WHAT IS EXPECTED: Search the material for the string "Seattle", then return every line where it is found.
=== DATA SUPPLIED ===
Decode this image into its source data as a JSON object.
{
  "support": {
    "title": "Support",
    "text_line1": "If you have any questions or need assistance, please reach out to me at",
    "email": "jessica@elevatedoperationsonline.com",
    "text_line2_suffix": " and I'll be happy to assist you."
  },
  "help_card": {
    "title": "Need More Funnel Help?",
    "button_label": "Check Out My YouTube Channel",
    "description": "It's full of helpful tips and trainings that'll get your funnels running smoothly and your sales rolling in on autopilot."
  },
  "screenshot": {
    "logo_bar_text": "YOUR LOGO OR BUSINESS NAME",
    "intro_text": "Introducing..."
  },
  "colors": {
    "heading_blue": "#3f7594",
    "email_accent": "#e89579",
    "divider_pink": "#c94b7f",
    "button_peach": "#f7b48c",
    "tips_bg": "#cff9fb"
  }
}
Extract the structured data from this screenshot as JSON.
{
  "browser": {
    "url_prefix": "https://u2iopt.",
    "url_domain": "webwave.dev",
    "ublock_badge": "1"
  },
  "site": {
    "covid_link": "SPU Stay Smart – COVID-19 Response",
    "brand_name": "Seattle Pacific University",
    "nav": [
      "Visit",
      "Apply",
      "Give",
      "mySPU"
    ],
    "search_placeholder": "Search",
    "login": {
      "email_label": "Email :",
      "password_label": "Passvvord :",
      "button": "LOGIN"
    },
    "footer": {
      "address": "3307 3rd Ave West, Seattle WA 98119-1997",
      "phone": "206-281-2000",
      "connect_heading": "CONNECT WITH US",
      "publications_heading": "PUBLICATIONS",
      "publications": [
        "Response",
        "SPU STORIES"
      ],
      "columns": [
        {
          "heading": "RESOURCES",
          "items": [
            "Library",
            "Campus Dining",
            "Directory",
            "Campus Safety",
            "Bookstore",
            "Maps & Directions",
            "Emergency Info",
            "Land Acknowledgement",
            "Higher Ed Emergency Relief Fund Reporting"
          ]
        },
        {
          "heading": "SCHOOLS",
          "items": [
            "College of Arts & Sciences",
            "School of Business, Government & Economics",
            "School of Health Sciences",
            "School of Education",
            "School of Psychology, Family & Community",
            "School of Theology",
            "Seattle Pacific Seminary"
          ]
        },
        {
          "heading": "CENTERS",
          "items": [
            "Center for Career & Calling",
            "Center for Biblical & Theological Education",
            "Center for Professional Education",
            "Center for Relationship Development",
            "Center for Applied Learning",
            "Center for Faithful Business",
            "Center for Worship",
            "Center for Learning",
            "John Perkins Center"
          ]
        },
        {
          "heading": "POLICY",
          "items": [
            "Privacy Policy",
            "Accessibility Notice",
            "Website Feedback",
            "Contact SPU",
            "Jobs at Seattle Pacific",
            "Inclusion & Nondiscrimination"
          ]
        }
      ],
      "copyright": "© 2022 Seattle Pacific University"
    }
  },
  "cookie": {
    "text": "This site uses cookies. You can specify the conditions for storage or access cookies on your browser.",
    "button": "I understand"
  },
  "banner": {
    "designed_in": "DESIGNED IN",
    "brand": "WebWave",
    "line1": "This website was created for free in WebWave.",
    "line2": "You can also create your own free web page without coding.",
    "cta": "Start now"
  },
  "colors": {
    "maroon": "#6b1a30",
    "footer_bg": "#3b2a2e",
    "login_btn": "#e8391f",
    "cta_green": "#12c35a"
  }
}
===
OUTPUT FOR THIS EXERCISE:
    "brand_name": "Seattle Pacific University",
      "address": "3307 3rd Ave West, Seattle WA 98119-1997",
            "Seattle Pacific Seminary"
            "Jobs at Seattle Pacific",
      "copyright": "© 2022 Seattle Pacific University"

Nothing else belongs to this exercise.